Lessons You Learn in Poker

Poker is a game that puts your analytical, mathematical and interpersonal skills to the test. It is also a game that indirectly teaches many life lessons.

The first lesson you learn in poker is the importance of knowing probability. You can use this information to analyze your odds of winning a hand or bluffing. Knowing the odds of a specific card will help you make better decisions, such as whether to call or raise a bet. This is especially important in high-stakes games where one bad decision can result in a big loss.

Another lesson you learn is to read other players and understand their motives. This involves observing their eye movements, idiosyncrasies, and betting behavior. It also means learning what to look for in a player’s hands, such as a check that can signal they have a strong hand or an unnaturally high bet that could indicate they are bluffing. Reading opponents will not only improve your game of poker, but it can also help you understand people in general.

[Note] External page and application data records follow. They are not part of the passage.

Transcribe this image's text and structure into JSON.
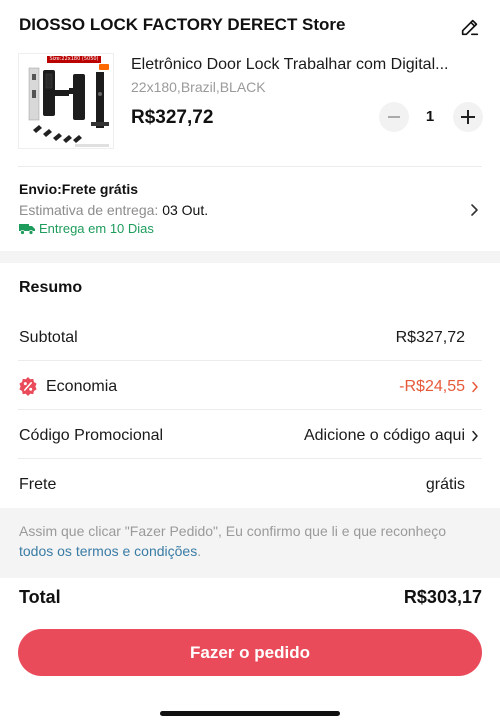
{
  "store": {
    "name": "DIOSSO LOCK FACTORY DERECT Store"
  },
  "product": {
    "title": "Eletrônico Door Lock Trabalhar com Digital...",
    "variant": "22x180,Brazil,BLACK",
    "price": "R$327,72",
    "quantity": "1",
    "image_tag": "Size:22x180 (5050)"
  },
  "shipping": {
    "title": "Envio:Frete grátis",
    "estimate_label": "Estimativa de entrega:",
    "estimate_date": "03 Out.",
    "delivery_time": "Entrega em 10 Dias"
  },
  "summary": {
    "title": "Resumo",
    "subtotal_label": "Subtotal",
    "subtotal_value": "R$327,72",
    "economy_label": "Economia",
    "economy_value": "-R$24,55",
    "promo_label": "Código Promocional",
    "promo_value": "Adicione o código aqui",
    "shipping_label": "Frete",
    "shipping_value": "grátis"
  },
  "notice": {
    "text": "Assim que clicar \"Fazer Pedido\", Eu confirmo que li e que reconheço ",
    "link": "todos os termos e condições",
    "suffix": "."
  },
  "total": {
    "label": "Total",
    "value": "R$303,17"
  },
  "action": {
    "order_button": "Fazer o pedido"
  },
  "colors": {
    "accent": "#ea4b5b",
    "discount": "#e65a3a",
    "success": "#1d9c5c",
    "link": "#3a7ca5"
  },
  "icons": {
    "edit": "pencil-icon",
    "minus": "minus-icon",
    "plus": "plus-icon",
    "truck": "truck-icon",
    "chevron": "chevron-right-icon",
    "discount": "percent-badge-icon"
  }
}
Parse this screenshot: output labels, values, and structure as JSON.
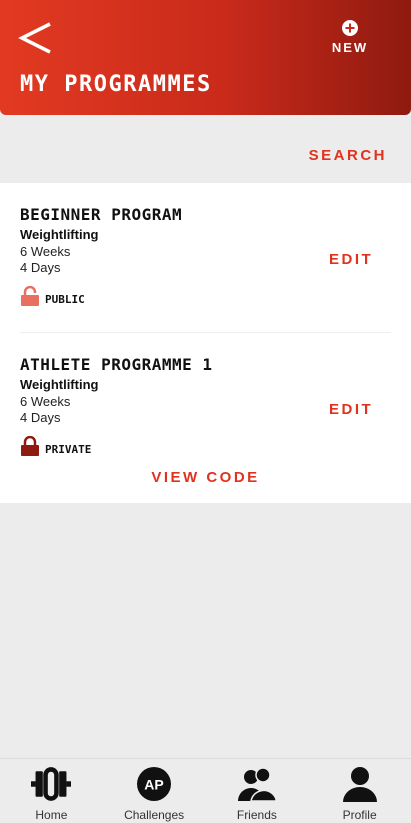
{
  "header": {
    "title": "MY PROGRAMMES",
    "new_label": "NEW"
  },
  "search_label": "SEARCH",
  "programmes": [
    {
      "title": "BEGINNER PROGRAM",
      "type": "Weightlifting",
      "weeks": "6 Weeks",
      "days": "4 Days",
      "access": "PUBLIC",
      "edit_label": "EDIT"
    },
    {
      "title": "ATHLETE PROGRAMME 1",
      "type": "Weightlifting",
      "weeks": "6 Weeks",
      "days": "4 Days",
      "access": "PRIVATE",
      "edit_label": "EDIT"
    }
  ],
  "view_code_label": "VIEW CODE",
  "nav": {
    "items": [
      {
        "label": "Home",
        "icon": "barbell-icon"
      },
      {
        "label": "Challenges",
        "icon": "ap-badge-icon"
      },
      {
        "label": "Friends",
        "icon": "friends-icon"
      },
      {
        "label": "Profile",
        "icon": "profile-icon"
      }
    ],
    "ap_badge_text": "AP"
  },
  "colors": {
    "accent": "#e0321e",
    "header_start": "#e23a22",
    "header_end": "#8f1a10",
    "public_lock": "#e87060",
    "private_lock": "#8f1a10"
  }
}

You must also be patient when playing poker. It is not unusual for the stakes to be raised multiple times in a single game, so it’s important to be able to handle this pressure. This patience will help you keep your emotions in check and will benefit you in other areas of your life as well.

When it comes to playing poker, you must be able to read the other players and their betting patterns. This is vital if you want to beat the other players. You must be able to spot when they are calling and raising with weak hands and know when to fold.

In poker, the player with the best hand wins the pot. The winning hand is either a straight, flush, three of a kind, or a full house. If there is no winner, the pot is split between the other players and the dealer.

While many players believe that they can win by putting a lot of chips into the pot, this is not always the case. It’s best to play a small number of hands and take smaller pots, as this will maximize your winnings over the long term.

A good poker player knows when to fold, even if they have the best possible hand. This is because it’s usually not profitable to try and hit a draw when the pot odds are low. Instead, a good poker player will balance the pot odds and potential returns to determine if it is worth attempting the draw or not.

Finally, a good poker player will not get upset or angry when they lose a hand. They will simply learn from their mistake and move on. This is an essential aspect of the game and will serve them well in other aspects of their lives as well. If you can’t control your emotions at the poker table, you will have a hard time in other areas of your life as well.